RECORD EXCERPTS
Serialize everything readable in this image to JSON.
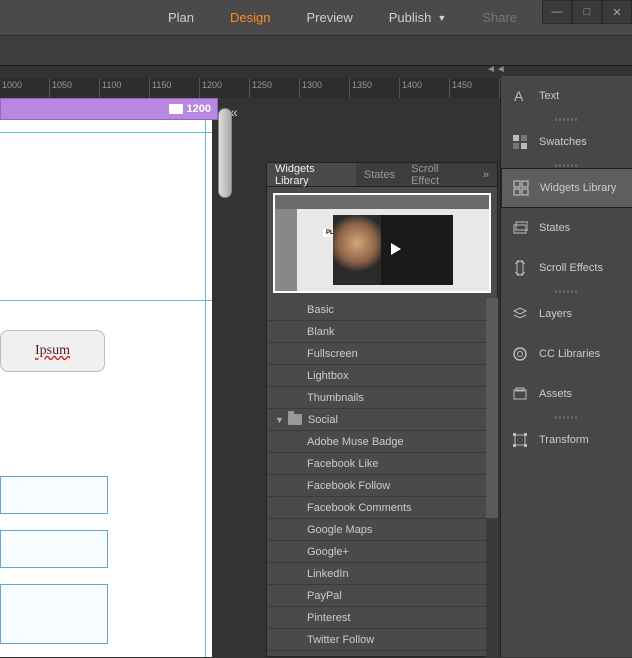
{
  "topmenu": {
    "plan": "Plan",
    "design": "Design",
    "preview": "Preview",
    "publish": "Publish",
    "share": "Share"
  },
  "ruler": [
    "1000",
    "1050",
    "1100",
    "1150",
    "1200",
    "1250",
    "1300",
    "1350",
    "1400",
    "1450"
  ],
  "breakpoint_label": "1200",
  "lorem": "Ipsum",
  "widgets_panel": {
    "tabs": {
      "library": "Widgets Library",
      "states": "States",
      "scroll": "Scroll Effect"
    },
    "preview_brand": "PLURALIST",
    "items": [
      {
        "type": "item",
        "label": "Basic"
      },
      {
        "type": "item",
        "label": "Blank"
      },
      {
        "type": "item",
        "label": "Fullscreen"
      },
      {
        "type": "item",
        "label": "Lightbox"
      },
      {
        "type": "item",
        "label": "Thumbnails"
      },
      {
        "type": "cat",
        "label": "Social"
      },
      {
        "type": "item",
        "label": "Adobe Muse Badge"
      },
      {
        "type": "item",
        "label": "Facebook Like"
      },
      {
        "type": "item",
        "label": "Facebook Follow"
      },
      {
        "type": "item",
        "label": "Facebook Comments"
      },
      {
        "type": "item",
        "label": "Google Maps"
      },
      {
        "type": "item",
        "label": "Google+"
      },
      {
        "type": "item",
        "label": "LinkedIn"
      },
      {
        "type": "item",
        "label": "PayPal"
      },
      {
        "type": "item",
        "label": "Pinterest"
      },
      {
        "type": "item",
        "label": "Twitter Follow"
      }
    ]
  },
  "right_rail": {
    "text": "Text",
    "swatches": "Swatches",
    "widgets_library": "Widgets Library",
    "states": "States",
    "scroll_effects": "Scroll Effects",
    "layers": "Layers",
    "cc_libraries": "CC Libraries",
    "assets": "Assets",
    "transform": "Transform"
  }
}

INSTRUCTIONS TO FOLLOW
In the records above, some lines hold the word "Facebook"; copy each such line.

TASK SOLUTION
        "label": "Facebook Like"
        "label": "Facebook Follow"
        "label": "Facebook Comments"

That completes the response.